It is a very compact unit to travel as a duo. We have spent time and lived all over the country so it is easy to snag players in whatever city for shows.
This must allow you a certain flexibility that a four piece band would not.
For sure. Canada is a tough country to tour geographically. Very pricey for a full band.
Your music is perfect for a live setting! It seems that you are always playing. You must be developing quite a following as a result.
We love performing live. Yes, the shows seem to be getting better and better, which is a fine thing!
You’ll be travelling Europe.
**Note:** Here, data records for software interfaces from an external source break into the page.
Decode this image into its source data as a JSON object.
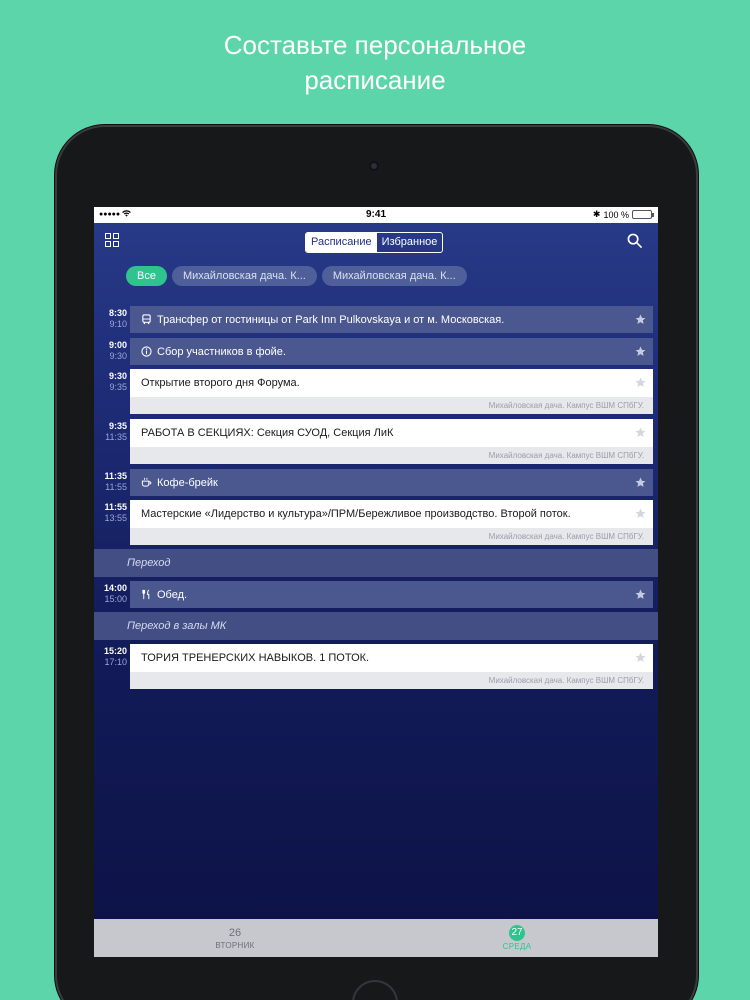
{
  "headline": {
    "line1": "Составьте персональное",
    "line2": "расписание"
  },
  "status_bar": {
    "signal": "●●●●●",
    "time": "9:41",
    "bluetooth": "✱",
    "battery": "100 %"
  },
  "nav": {
    "menu_icon": "grid-icon",
    "segments": [
      "Расписание",
      "Избранное"
    ],
    "active_segment": 0,
    "search_icon": "search-icon"
  },
  "filters": [
    "Все",
    "Михайловская дача. К...",
    "Михайловская дача. К..."
  ],
  "events": [
    {
      "start": "8:30",
      "end": "9:10",
      "type": "dark",
      "icon": "bus-icon",
      "title": "Трансфер от гостиницы от Park Inn Pulkovskaya и от м. Московская."
    },
    {
      "start": "9:00",
      "end": "9:30",
      "type": "dark",
      "icon": "info-icon",
      "title": "Сбор участников в фойе."
    },
    {
      "start": "9:30",
      "end": "9:35",
      "type": "white",
      "title": "Открытие второго дня Форума.",
      "location": "Михайловская дача. Кампус ВШМ СПбГУ."
    },
    {
      "start": "9:35",
      "end": "11:35",
      "type": "white",
      "title": "РАБОТА В СЕКЦИЯХ: Секция СУОД, Секция ЛиК",
      "location": "Михайловская дача. Кампус ВШМ СПбГУ."
    },
    {
      "start": "11:35",
      "end": "11:55",
      "type": "dark",
      "icon": "coffee-icon",
      "title": "Кофе-брейк"
    },
    {
      "start": "11:55",
      "end": "13:55",
      "type": "white",
      "title": "Мастерские «Лидерство и культура»/ПРМ/Бережливое производство. Второй поток.",
      "location": "Михайловская дача. Кампус ВШМ СПбГУ."
    },
    {
      "type": "divider",
      "title": "Переход"
    },
    {
      "start": "14:00",
      "end": "15:00",
      "type": "dark",
      "icon": "cutlery-icon",
      "title": "Обед."
    },
    {
      "type": "divider",
      "title": "Переход в залы МК"
    },
    {
      "start": "15:20",
      "end": "17:10",
      "type": "white",
      "title": "ТОРИЯ ТРЕНЕРСКИХ НАВЫКОВ. 1 ПОТОК.",
      "location": "Михайловская дача. Кампус ВШМ СПбГУ."
    }
  ],
  "tabs": [
    {
      "num": "26",
      "label": "ВТОРНИК"
    },
    {
      "num": "27",
      "label": "СРЕДА"
    }
  ],
  "active_tab": 1,
  "colors": {
    "background": "#5dd5ab",
    "accent": "#2fc48e",
    "screen_top": "#283b89",
    "screen_bottom": "#0c1245",
    "dark_card": "#4b578f"
  }
}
That will be an experience. Will it be the two of you or additional musicians?
So excited! It’s been a long time coming. That will be just the two of us. Most of the festivals this summer we will just be a two piece. We will have Morgan Onda, a sax player, joining us for our Kaslo Jazzfest set. We will also be David Vest’s backing band for his set!
Your four albums are available on bandcamp. That seems one of the more artist-friendly means of distribution.
The ol’ internet is heaving with endless sounds, bands, noise. I think it is a useful tool but also overwhelming and it’s often tough to get your music heard in all the chaos.
What is the song writing process for you? Are you always thinking of the next new song?
Sometimes we work together, sometimes apart. There isn’t a set formula. Yeah, we’re always thinking of new tunes.
Do you see songs as recipes (guides) for a musician to work with and add their own touch, or should songs be considered set in stone?
I believe a song has many lives, and can evolve through renditions and remixes. If you are going to cover a tune or pay homage, make it your own.
Are there songs we know that you’d like to give the BMM touch?
Nightmare by Artie Shaw.
Who do you listen to now?
Current artists? C.W. Stoneking is a favourite right now.
How does it feel knowing that you’ll be playing the nation’s Capital on Canada Day – the 150th anniversary?
Well to be honest, we have mixed feelings about it. We are excited to play of course, however the whole idea of ‘Canada Day’ is strange.
To quote Judith Sayers (former chief of the Hupacasath First Nation, located in Port Alberni, B.C.), “On this day, Canada Day, I celebrate our leaders, our elders, our chiefs, our matriarchs, our youth, and our children who are raising their voices to bring attention to issues such as missing and murdered Indigenous women, the need for implementation of the 94 calls to action of the Truth and Reconciliation Commission and the need for First Nations prior and informed consent before there is any development in our territories.”
It is difficult to see tax money spent on decor and lavish celebration when it really should be going towards issues such as First Nations Communities in need of integral necessities such as clean drinking water and more support for our veterans.
Blue Moon Marquee appears on Canada (Saturday July 1) at 5pm on the Tartan Homes Stage at Marion Dewar Plaza (Ottawa City Hall). Admission is free.